● **TASK DETAILS**
Set down the data again exactly. Pictures are not part of the copy.

● **Records from a data source**
▬▬▬▬▬▬▬▬▬▬
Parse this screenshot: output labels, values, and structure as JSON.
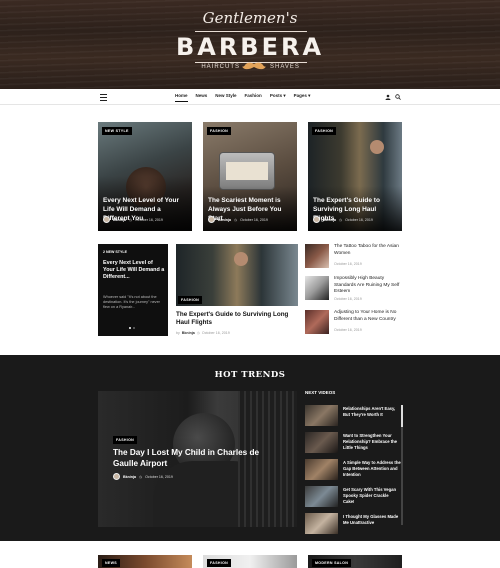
{
  "header": {
    "logo_script": "Gentlemen's",
    "logo_main": "BARBERA",
    "logo_left": "HAIRCUTS",
    "logo_right": "SHAVES"
  },
  "nav": {
    "items": [
      "Home",
      "News",
      "New Style",
      "Fashion",
      "Posts",
      "Pages"
    ],
    "posts_arrow": "▾",
    "pages_arrow": "▾"
  },
  "featured": [
    {
      "badge": "NEW STYLE",
      "title": "Every Next Level of Your Life Will Demand a Different You",
      "author": "Bkninja",
      "date": "October 16, 2019"
    },
    {
      "badge": "FASHION",
      "title": "The Scariest Moment is Always Just Before You Start",
      "author": "Bkninja",
      "date": "October 16, 2019"
    },
    {
      "badge": "FASHION",
      "title": "The Expert's Guide to Surviving Long Haul Flights",
      "author": "Bkninja",
      "date": "October 16, 2019"
    }
  ],
  "slider": {
    "badge": "NEW STYLE",
    "num": "2",
    "title": "Every Next Level of Your Life Will Demand a Different...",
    "excerpt": "Whoever said \"It's not about the destination. It's the journey\" never flew on a Ryanair..."
  },
  "middle": {
    "badge": "FASHION",
    "title": "The Expert's Guide to Surviving Long Haul Flights",
    "by": "by",
    "author": "Bkninja",
    "date": "October 16, 2019"
  },
  "side_list": [
    {
      "title": "The Tattoo Taboo for the Asian Women",
      "date": "October 16, 2019"
    },
    {
      "title": "Impossibly High Beauty Standards Are Ruining My Self Esteem",
      "date": "October 16, 2019"
    },
    {
      "title": "Adjusting to Your Home is No Different than a New Country",
      "date": "October 16, 2019"
    }
  ],
  "hot_trends": {
    "title": "HOT TRENDS",
    "badge": "FASHION",
    "main_title": "The Day I Lost My Child in Charles de Gaulle Airport",
    "author": "Bkninja",
    "date": "October 16, 2019",
    "next_title": "NEXT VIDEOS",
    "next_videos": [
      "Relationships Aren't Easy, But They're Worth It",
      "Want to Strengthen Your Relationship? Embrace the Little Things",
      "A Simple Way to Address the Gap Between Attention and Intention",
      "Get Scary With This Vegan Spooky Spider Crackle Cake!",
      "I Thought My Glasses Made Me Unattractive"
    ]
  },
  "bottom_badges": [
    "NEWS",
    "FASHION",
    "MODERN SALON"
  ]
}
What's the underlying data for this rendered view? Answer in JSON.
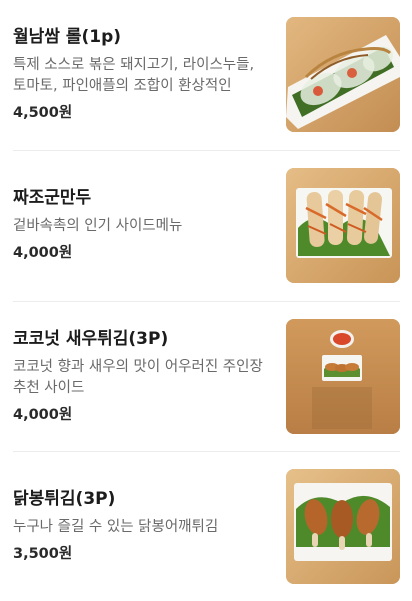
{
  "menu": {
    "items": [
      {
        "name": "월남쌈 롤(1p)",
        "description": "특제 소스로 볶은 돼지고기, 라이스누들, 토마토, 파인애플의 조합이 환상적인",
        "price": "4,500원",
        "image_icon": "spring-roll-photo"
      },
      {
        "name": "짜조군만두",
        "description": "겉바속촉의 인기 사이드메뉴",
        "price": "4,000원",
        "image_icon": "fried-spring-roll-photo"
      },
      {
        "name": "코코넛 새우튀김(3P)",
        "description": "코코넛 향과 새우의 맛이 어우러진 주인장 추천 사이드",
        "price": "4,000원",
        "image_icon": "coconut-shrimp-photo"
      },
      {
        "name": "닭봉튀김(3P)",
        "description": "누구나 즐길 수 있는 닭봉어깨튀김",
        "price": "3,500원",
        "image_icon": "fried-chicken-wing-photo"
      }
    ]
  },
  "colors": {
    "wood": "#d8a76a",
    "wood_dark": "#c48f55",
    "plate": "#f7f7f5",
    "lettuce": "#5b8f2e",
    "fried": "#c9863b",
    "sauce": "#c0392b"
  }
}
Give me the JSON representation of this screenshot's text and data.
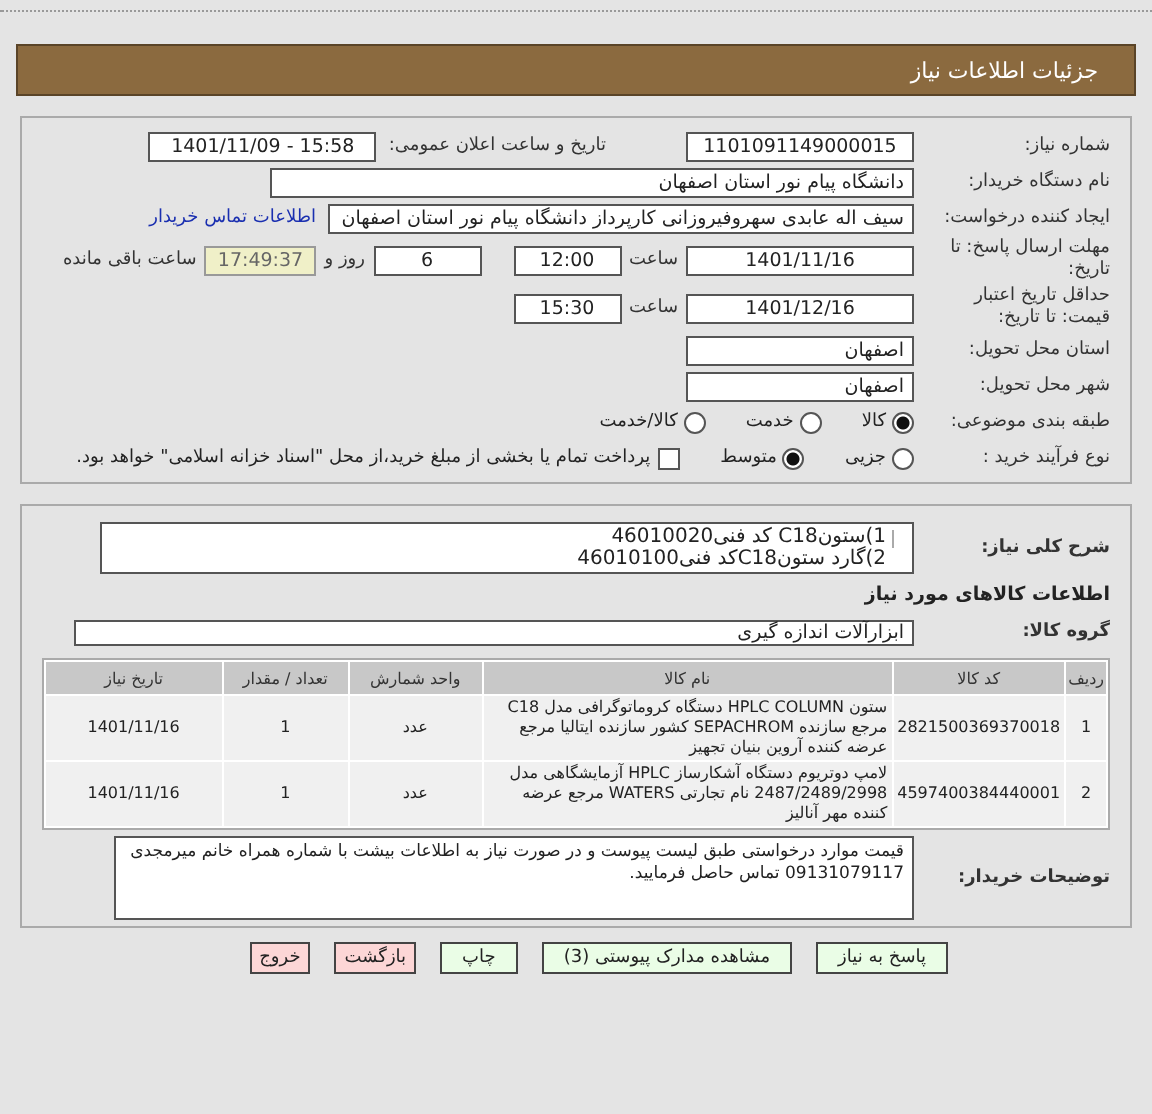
{
  "header": {
    "title": "جزئیات اطلاعات نیاز"
  },
  "need_number": {
    "label": "شماره نیاز:",
    "value": "1101091149000015"
  },
  "announce": {
    "label": "تاریخ و ساعت اعلان عمومی:",
    "value": "1401/11/09 - 15:58"
  },
  "buyer": {
    "label": "نام دستگاه خریدار:",
    "value": "دانشگاه پیام نور استان اصفهان"
  },
  "requester": {
    "label": "ایجاد کننده درخواست:",
    "value": "سیف اله عابدی سهروفیروزانی کارپرداز دانشگاه پیام نور استان اصفهان",
    "link": "اطلاعات تماس خریدار"
  },
  "deadline": {
    "label": "مهلت ارسال پاسخ: تا تاریخ:",
    "date": "1401/11/16",
    "time_label": "ساعت",
    "time": "12:00",
    "days": "6",
    "days_label": "روز و",
    "remaining": "17:49:37",
    "remaining_label": "ساعت باقی مانده"
  },
  "validity": {
    "label": "حداقل تاریخ اعتبار قیمت: تا تاریخ:",
    "date": "1401/12/16",
    "time_label": "ساعت",
    "time": "15:30"
  },
  "province": {
    "label": "استان محل تحویل:",
    "value": "اصفهان"
  },
  "city": {
    "label": "شهر محل تحویل:",
    "value": "اصفهان"
  },
  "category": {
    "label": "طبقه بندی موضوعی:",
    "options": [
      {
        "label": "کالا",
        "selected": true
      },
      {
        "label": "خدمت",
        "selected": false
      },
      {
        "label": "کالا/خدمت",
        "selected": false
      }
    ]
  },
  "process": {
    "label": "نوع فرآیند خرید :",
    "options": [
      {
        "label": "جزیی",
        "selected": false
      },
      {
        "label": "متوسط",
        "selected": true
      }
    ],
    "treasury": {
      "label": "پرداخت تمام یا بخشی از مبلغ خرید،از محل \"اسناد خزانه اسلامی\" خواهد بود.",
      "checked": false
    }
  },
  "description": {
    "label": "شرح کلی نیاز:",
    "lines": [
      "1)ستونC18 کد فنی46010020",
      "2)گارد ستونC18کد فنی46010100"
    ]
  },
  "goods_heading": "اطلاعات کالاهای مورد نیاز",
  "group": {
    "label": "گروه کالا:",
    "value": "ابزارآلات اندازه گیری"
  },
  "table": {
    "columns": [
      "ردیف",
      "کد کالا",
      "نام کالا",
      "واحد شمارش",
      "تعداد / مقدار",
      "تاریخ نیاز"
    ],
    "rows": [
      [
        "1",
        "2821500369370018",
        "ستون HPLC COLUMN دستگاه کروماتوگرافی مدل C18 مرجع سازنده SEPACHROM کشور سازنده ایتالیا مرجع عرضه کننده آروین بنیان تجهیز",
        "عدد",
        "1",
        "1401/11/16"
      ],
      [
        "2",
        "4597400384440001",
        "لامپ دوتریوم دستگاه آشکارساز HPLC آزمایشگاهی مدل 2487/2489/2998 نام تجارتی WATERS مرجع عرضه کننده مهر آنالیز",
        "عدد",
        "1",
        "1401/11/16"
      ]
    ]
  },
  "notes": {
    "label": "توضیحات خریدار:",
    "text": "قیمت موارد درخواستی طبق لیست پیوست و در صورت نیاز به اطلاعات بیشت با شماره همراه خانم میرمجدی 09131079117 تماس حاصل فرمایید."
  },
  "buttons": [
    {
      "label": "پاسخ به نیاز",
      "kind": "primary"
    },
    {
      "label": "مشاهده مدارک پیوستی (3)",
      "kind": "primary"
    },
    {
      "label": "چاپ",
      "kind": "primary"
    },
    {
      "label": "بازگشت",
      "kind": "danger"
    },
    {
      "label": "خروج",
      "kind": "danger"
    }
  ]
}
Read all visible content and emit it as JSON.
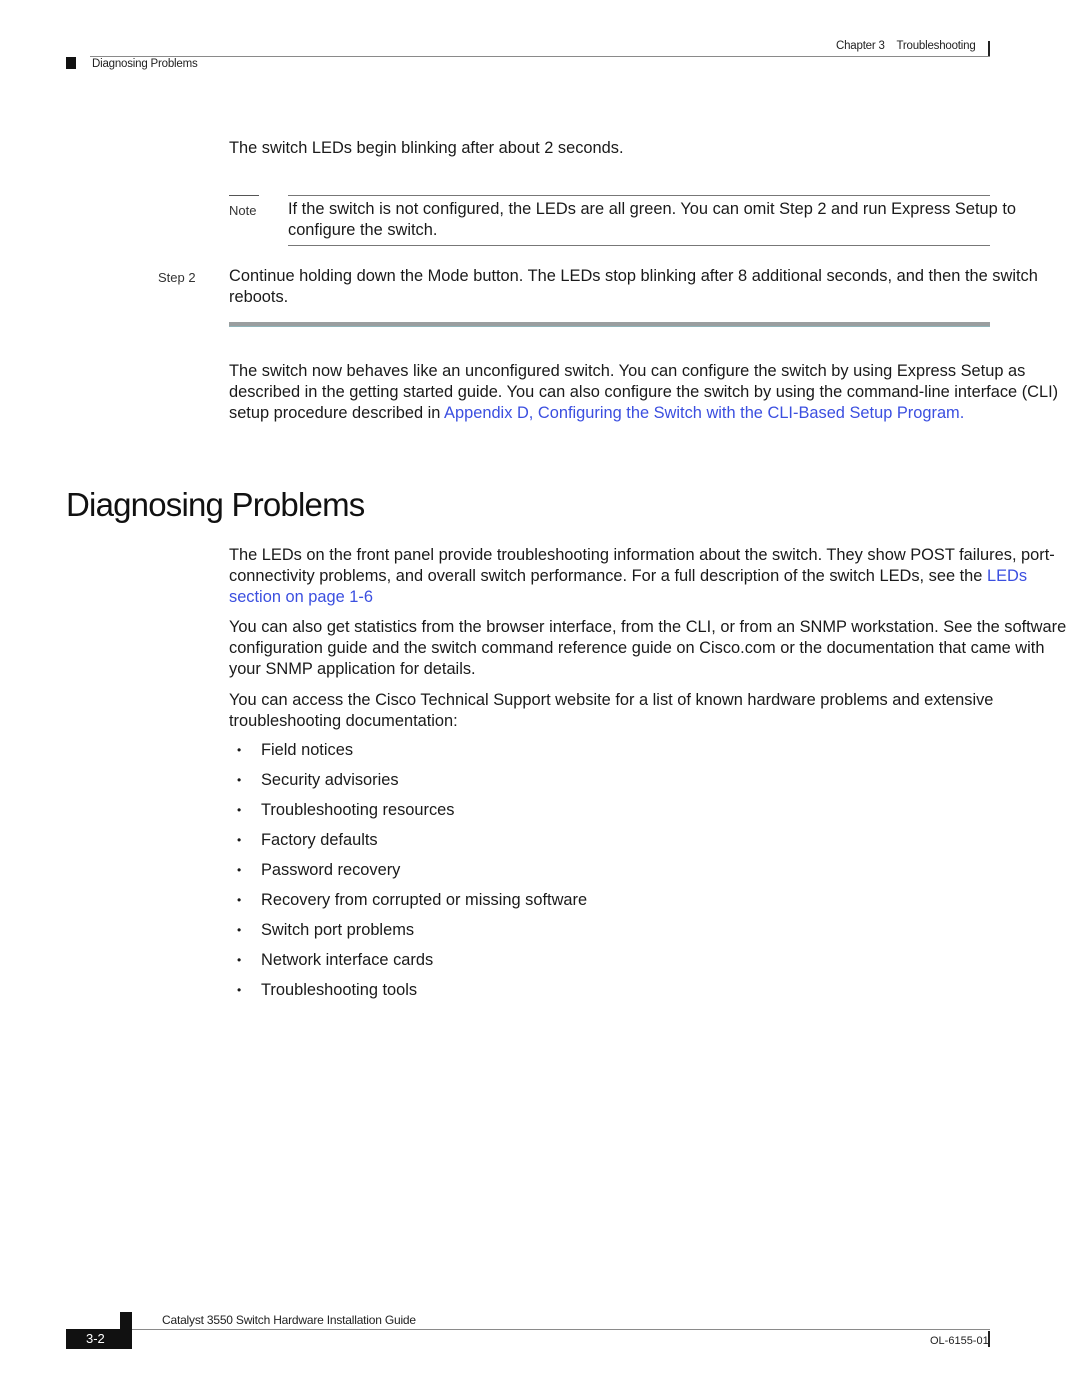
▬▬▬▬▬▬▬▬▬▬
● **SOLUTION FOR THIS EXERCISE**
Parse this screenshot: output labels, values, and structure as JSON.
{
  "header": {
    "logo_script": "Gentlemen's",
    "logo_main": "BARBERA",
    "logo_left": "HAIRCUTS",
    "logo_right": "SHAVES"
  },
  "nav": {
    "items": [
      "Home",
      "News",
      "New Style",
      "Fashion",
      "Posts",
      "Pages"
    ],
    "posts_arrow": "▾",
    "pages_arrow": "▾"
  },
  "featured": [
    {
      "badge": "NEW STYLE",
      "title": "Every Next Level of Your Life Will Demand a Different You",
      "author": "Bkninja",
      "date": "October 16, 2019"
    },
    {
      "badge": "FASHION",
      "title": "The Scariest Moment is Always Just Before You Start",
      "author": "Bkninja",
      "date": "October 16, 2019"
    },
    {
      "badge": "FASHION",
      "title": "The Expert's Guide to Surviving Long Haul Flights",
      "author": "Bkninja",
      "date": "October 16, 2019"
    }
  ],
  "slider": {
    "badge": "NEW STYLE",
    "num": "2",
    "title": "Every Next Level of Your Life Will Demand a Different...",
    "excerpt": "Whoever said \"It's not about the destination. It's the journey\" never flew on a Ryanair..."
  },
  "middle": {
    "badge": "FASHION",
    "title": "The Expert's Guide to Surviving Long Haul Flights",
    "by": "by",
    "author": "Bkninja",
    "date": "October 16, 2019"
  },
  "side_list": [
    {
      "title": "The Tattoo Taboo for the Asian Women",
      "date": "October 16, 2019"
    },
    {
      "title": "Impossibly High Beauty Standards Are Ruining My Self Esteem",
      "date": "October 16, 2019"
    },
    {
      "title": "Adjusting to Your Home is No Different than a New Country",
      "date": "October 16, 2019"
    }
  ],
  "hot_trends": {
    "title": "HOT TRENDS",
    "badge": "FASHION",
    "main_title": "The Day I Lost My Child in Charles de Gaulle Airport",
    "author": "Bkninja",
    "date": "October 16, 2019",
    "next_title": "NEXT VIDEOS",
    "next_videos": [
      "Relationships Aren't Easy, But They're Worth It",
      "Want to Strengthen Your Relationship? Embrace the Little Things",
      "A Simple Way to Address the Gap Between Attention and Intention",
      "Get Scary With This Vegan Spooky Spider Crackle Cake!",
      "I Thought My Glasses Made Me Unattractive"
    ]
  },
  "bottom_badges": [
    "NEWS",
    "FASHION",
    "MODERN SALON"
  ]
}
What's the underlying data for this rendered view? Answer in JSON.
{
  "menu": {
    "items": [
      {
        "name": "월남쌈 롤(1p)",
        "description": "특제 소스로 볶은 돼지고기, 라이스누들, 토마토, 파인애플의 조합이 환상적인",
        "price": "4,500원",
        "image_icon": "spring-roll-photo"
      },
      {
        "name": "짜조군만두",
        "description": "겉바속촉의 인기 사이드메뉴",
        "price": "4,000원",
        "image_icon": "fried-spring-roll-photo"
      },
      {
        "name": "코코넛 새우튀김(3P)",
        "description": "코코넛 향과 새우의 맛이 어우러진 주인장 추천 사이드",
        "price": "4,000원",
        "image_icon": "coconut-shrimp-photo"
      },
      {
        "name": "닭봉튀김(3P)",
        "description": "누구나 즐길 수 있는 닭봉어깨튀김",
        "price": "3,500원",
        "image_icon": "fried-chicken-wing-photo"
      }
    ]
  },
  "colors": {
    "wood": "#d8a76a",
    "wood_dark": "#c48f55",
    "plate": "#f7f7f5",
    "lettuce": "#5b8f2e",
    "fried": "#c9863b",
    "sauce": "#c0392b"
  }
}
Give me the JSON representation of this screenshot's text and data.
{
  "header": {
    "title": "جزئیات اطلاعات نیاز"
  },
  "need_number": {
    "label": "شماره نیاز:",
    "value": "1101091149000015"
  },
  "announce": {
    "label": "تاریخ و ساعت اعلان عمومی:",
    "value": "1401/11/09 - 15:58"
  },
  "buyer": {
    "label": "نام دستگاه خریدار:",
    "value": "دانشگاه پیام نور استان اصفهان"
  },
  "requester": {
    "label": "ایجاد کننده درخواست:",
    "value": "سیف اله عابدی سهروفیروزانی کارپرداز دانشگاه پیام نور استان اصفهان",
    "link": "اطلاعات تماس خریدار"
  },
  "deadline": {
    "label": "مهلت ارسال پاسخ: تا تاریخ:",
    "date": "1401/11/16",
    "time_label": "ساعت",
    "time": "12:00",
    "days": "6",
    "days_label": "روز و",
    "remaining": "17:49:37",
    "remaining_label": "ساعت باقی مانده"
  },
  "validity": {
    "label": "حداقل تاریخ اعتبار قیمت: تا تاریخ:",
    "date": "1401/12/16",
    "time_label": "ساعت",
    "time": "15:30"
  },
  "province": {
    "label": "استان محل تحویل:",
    "value": "اصفهان"
  },
  "city": {
    "label": "شهر محل تحویل:",
    "value": "اصفهان"
  },
  "category": {
    "label": "طبقه بندی موضوعی:",
    "options": [
      {
        "label": "کالا",
        "selected": true
      },
      {
        "label": "خدمت",
        "selected": false
      },
      {
        "label": "کالا/خدمت",
        "selected": false
      }
    ]
  },
  "process": {
    "label": "نوع فرآیند خرید :",
    "options": [
      {
        "label": "جزیی",
        "selected": false
      },
      {
        "label": "متوسط",
        "selected": true
      }
    ],
    "treasury": {
      "label": "پرداخت تمام یا بخشی از مبلغ خرید،از محل \"اسناد خزانه اسلامی\" خواهد بود.",
      "checked": false
    }
  },
  "description": {
    "label": "شرح کلی نیاز:",
    "lines": [
      "1)ستونC18 کد فنی46010020",
      "2)گارد ستونC18کد فنی46010100"
    ]
  },
  "goods_heading": "اطلاعات کالاهای مورد نیاز",
  "group": {
    "label": "گروه کالا:",
    "value": "ابزارآلات اندازه گیری"
  },
  "table": {
    "columns": [
      "ردیف",
      "کد کالا",
      "نام کالا",
      "واحد شمارش",
      "تعداد / مقدار",
      "تاریخ نیاز"
    ],
    "rows": [
      [
        "1",
        "2821500369370018",
        "ستون HPLC COLUMN دستگاه کروماتوگرافی مدل C18 مرجع سازنده SEPACHROM کشور سازنده ایتالیا مرجع عرضه کننده آروین بنیان تجهیز",
        "عدد",
        "1",
        "1401/11/16"
      ],
      [
        "2",
        "4597400384440001",
        "لامپ دوتریوم دستگاه آشکارساز HPLC آزمایشگاهی مدل 2487/2489/2998 نام تجارتی WATERS مرجع عرضه کننده مهر آنالیز",
        "عدد",
        "1",
        "1401/11/16"
      ]
    ]
  },
  "notes": {
    "label": "توضیحات خریدار:",
    "text": "قیمت موارد درخواستی طبق لیست پیوست و در صورت نیاز به اطلاعات بیشت با شماره همراه خانم میرمجدی 09131079117 تماس حاصل فرمایید."
  },
  "buttons": [
    {
      "label": "پاسخ به نیاز",
      "kind": "primary"
    },
    {
      "label": "مشاهده مدارک پیوستی (3)",
      "kind": "primary"
    },
    {
      "label": "چاپ",
      "kind": "primary"
    },
    {
      "label": "بازگشت",
      "kind": "danger"
    },
    {
      "label": "خروج",
      "kind": "danger"
    }
  ]
}
Read all visible content and emit it as JSON.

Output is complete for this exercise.